### Supplied data ###

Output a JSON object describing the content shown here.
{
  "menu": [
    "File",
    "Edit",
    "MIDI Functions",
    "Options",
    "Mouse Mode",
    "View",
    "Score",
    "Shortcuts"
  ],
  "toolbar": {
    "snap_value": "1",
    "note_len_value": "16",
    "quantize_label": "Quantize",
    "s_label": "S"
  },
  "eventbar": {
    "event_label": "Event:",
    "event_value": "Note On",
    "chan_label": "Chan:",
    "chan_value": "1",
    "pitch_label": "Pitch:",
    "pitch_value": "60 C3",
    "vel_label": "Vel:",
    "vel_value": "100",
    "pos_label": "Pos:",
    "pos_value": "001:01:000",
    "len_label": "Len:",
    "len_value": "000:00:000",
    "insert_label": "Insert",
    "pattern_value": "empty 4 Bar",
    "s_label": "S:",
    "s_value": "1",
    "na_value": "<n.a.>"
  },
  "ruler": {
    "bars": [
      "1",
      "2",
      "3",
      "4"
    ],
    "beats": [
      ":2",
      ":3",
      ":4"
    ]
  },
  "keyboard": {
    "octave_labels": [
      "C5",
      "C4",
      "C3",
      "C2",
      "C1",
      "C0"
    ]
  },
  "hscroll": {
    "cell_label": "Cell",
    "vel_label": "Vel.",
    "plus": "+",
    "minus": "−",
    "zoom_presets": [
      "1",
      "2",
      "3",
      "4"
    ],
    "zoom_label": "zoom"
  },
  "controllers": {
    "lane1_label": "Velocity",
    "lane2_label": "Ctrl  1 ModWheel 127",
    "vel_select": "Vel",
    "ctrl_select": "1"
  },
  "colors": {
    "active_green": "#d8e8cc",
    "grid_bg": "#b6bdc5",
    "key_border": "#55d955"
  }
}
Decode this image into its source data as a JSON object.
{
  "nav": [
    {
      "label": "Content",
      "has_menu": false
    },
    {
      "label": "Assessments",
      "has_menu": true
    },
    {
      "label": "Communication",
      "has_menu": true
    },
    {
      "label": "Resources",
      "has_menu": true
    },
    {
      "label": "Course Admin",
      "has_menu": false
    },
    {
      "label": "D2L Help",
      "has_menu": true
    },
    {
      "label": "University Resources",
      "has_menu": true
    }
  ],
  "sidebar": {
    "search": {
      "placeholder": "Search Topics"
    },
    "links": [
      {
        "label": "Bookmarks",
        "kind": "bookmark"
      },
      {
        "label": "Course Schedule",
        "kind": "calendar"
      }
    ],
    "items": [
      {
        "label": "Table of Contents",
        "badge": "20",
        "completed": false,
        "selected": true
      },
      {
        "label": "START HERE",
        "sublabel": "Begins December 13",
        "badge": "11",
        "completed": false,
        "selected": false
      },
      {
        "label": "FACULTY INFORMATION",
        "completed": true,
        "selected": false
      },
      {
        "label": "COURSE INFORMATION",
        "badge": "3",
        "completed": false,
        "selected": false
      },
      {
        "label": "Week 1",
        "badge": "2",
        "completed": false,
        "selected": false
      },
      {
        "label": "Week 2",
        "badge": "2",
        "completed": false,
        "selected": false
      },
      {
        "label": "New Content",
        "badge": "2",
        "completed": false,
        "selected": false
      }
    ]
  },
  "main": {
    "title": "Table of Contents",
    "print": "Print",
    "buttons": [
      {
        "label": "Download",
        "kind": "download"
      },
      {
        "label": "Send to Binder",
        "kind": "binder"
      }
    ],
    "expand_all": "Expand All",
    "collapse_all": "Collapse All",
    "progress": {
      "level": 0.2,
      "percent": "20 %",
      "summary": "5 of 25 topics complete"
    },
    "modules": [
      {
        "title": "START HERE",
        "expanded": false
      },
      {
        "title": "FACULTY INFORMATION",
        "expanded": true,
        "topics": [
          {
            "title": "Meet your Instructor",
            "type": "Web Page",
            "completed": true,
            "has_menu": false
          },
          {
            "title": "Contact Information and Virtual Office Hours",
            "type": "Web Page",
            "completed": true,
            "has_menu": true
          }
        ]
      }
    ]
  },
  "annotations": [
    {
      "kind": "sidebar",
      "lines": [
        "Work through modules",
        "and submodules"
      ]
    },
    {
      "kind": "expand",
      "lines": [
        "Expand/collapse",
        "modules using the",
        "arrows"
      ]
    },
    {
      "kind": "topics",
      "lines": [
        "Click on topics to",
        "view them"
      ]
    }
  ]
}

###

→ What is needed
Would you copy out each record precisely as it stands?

→ Solved exercise
Output a JSON object describing the content shown here.
{
  "menu": [
    "File",
    "Edit",
    "MIDI Functions",
    "Options",
    "Mouse Mode",
    "View",
    "Score",
    "Shortcuts"
  ],
  "toolbar": {
    "snap_value": "1",
    "note_len_value": "16",
    "quantize_label": "Quantize",
    "s_label": "S"
  },
  "eventbar": {
    "event_label": "Event:",
    "event_value": "Note On",
    "chan_label": "Chan:",
    "chan_value": "1",
    "pitch_label": "Pitch:",
    "pitch_value": "60 C3",
    "vel_label": "Vel:",
    "vel_value": "100",
    "pos_label": "Pos:",
    "pos_value": "001:01:000",
    "len_label": "Len:",
    "len_value": "000:00:000",
    "insert_label": "Insert",
    "pattern_value": "empty 4 Bar",
    "s_label": "S:",
    "s_value": "1",
    "na_value": "<n.a.>"
  },
  "ruler": {
    "bars": [
      "1",
      "2",
      "3",
      "4"
    ],
    "beats": [
      ":2",
      ":3",
      ":4"
    ]
  },
  "keyboard": {
    "octave_labels": [
      "C5",
      "C4",
      "C3",
      "C2",
      "C1",
      "C0"
    ]
  },
  "hscroll": {
    "cell_label": "Cell",
    "vel_label": "Vel.",
    "plus": "+",
    "minus": "−",
    "zoom_presets": [
      "1",
      "2",
      "3",
      "4"
    ],
    "zoom_label": "zoom"
  },
  "controllers": {
    "lane1_label": "Velocity",
    "lane2_label": "Ctrl  1 ModWheel 127",
    "vel_select": "Vel",
    "ctrl_select": "1"
  },
  "colors": {
    "active_green": "#d8e8cc",
    "grid_bg": "#b6bdc5",
    "key_border": "#55d955"
  }
}
Decode this image into its source data as a JSON object.
{
  "nav": [
    {
      "label": "Content",
      "has_menu": false
    },
    {
      "label": "Assessments",
      "has_menu": true
    },
    {
      "label": "Communication",
      "has_menu": true
    },
    {
      "label": "Resources",
      "has_menu": true
    },
    {
      "label": "Course Admin",
      "has_menu": false
    },
    {
      "label": "D2L Help",
      "has_menu": true
    },
    {
      "label": "University Resources",
      "has_menu": true
    }
  ],
  "sidebar": {
    "search": {
      "placeholder": "Search Topics"
    },
    "links": [
      {
        "label": "Bookmarks",
        "kind": "bookmark"
      },
      {
        "label": "Course Schedule",
        "kind": "calendar"
      }
    ],
    "items": [
      {
        "label": "Table of Contents",
        "badge": "20",
        "completed": false,
        "selected": true
      },
      {
        "label": "START HERE",
        "sublabel": "Begins December 13",
        "badge": "11",
        "completed": false,
        "selected": false
      },
      {
        "label": "FACULTY INFORMATION",
        "completed": true,
        "selected": false
      },
      {
        "label": "COURSE INFORMATION",
        "badge": "3",
        "completed": false,
        "selected": false
      },
      {
        "label": "Week 1",
        "badge": "2",
        "completed": false,
        "selected": false
      },
      {
        "label": "Week 2",
        "badge": "2",
        "completed": false,
        "selected": false
      },
      {
        "label": "New Content",
        "badge": "2",
        "completed": false,
        "selected": false
      }
    ]
  },
  "main": {
    "title": "Table of Contents",
    "print": "Print",
    "buttons": [
      {
        "label": "Download",
        "kind": "download"
      },
      {
        "label": "Send to Binder",
        "kind": "binder"
      }
    ],
    "expand_all": "Expand All",
    "collapse_all": "Collapse All",
    "progress": {
      "level": 0.2,
      "percent": "20 %",
      "summary": "5 of 25 topics complete"
    },
    "modules": [
      {
        "title": "START HERE",
        "expanded": false
      },
      {
        "title": "FACULTY INFORMATION",
        "expanded": true,
        "topics": [
          {
            "title": "Meet your Instructor",
            "type": "Web Page",
            "completed": true,
            "has_menu": false
          },
          {
            "title": "Contact Information and Virtual Office Hours",
            "type": "Web Page",
            "completed": true,
            "has_menu": true
          }
        ]
      }
    ]
  },
  "annotations": [
    {
      "kind": "sidebar",
      "lines": [
        "Work through modules",
        "and submodules"
      ]
    },
    {
      "kind": "expand",
      "lines": [
        "Expand/collapse",
        "modules using the",
        "arrows"
      ]
    },
    {
      "kind": "topics",
      "lines": [
        "Click on topics to",
        "view them"
      ]
    }
  ]
}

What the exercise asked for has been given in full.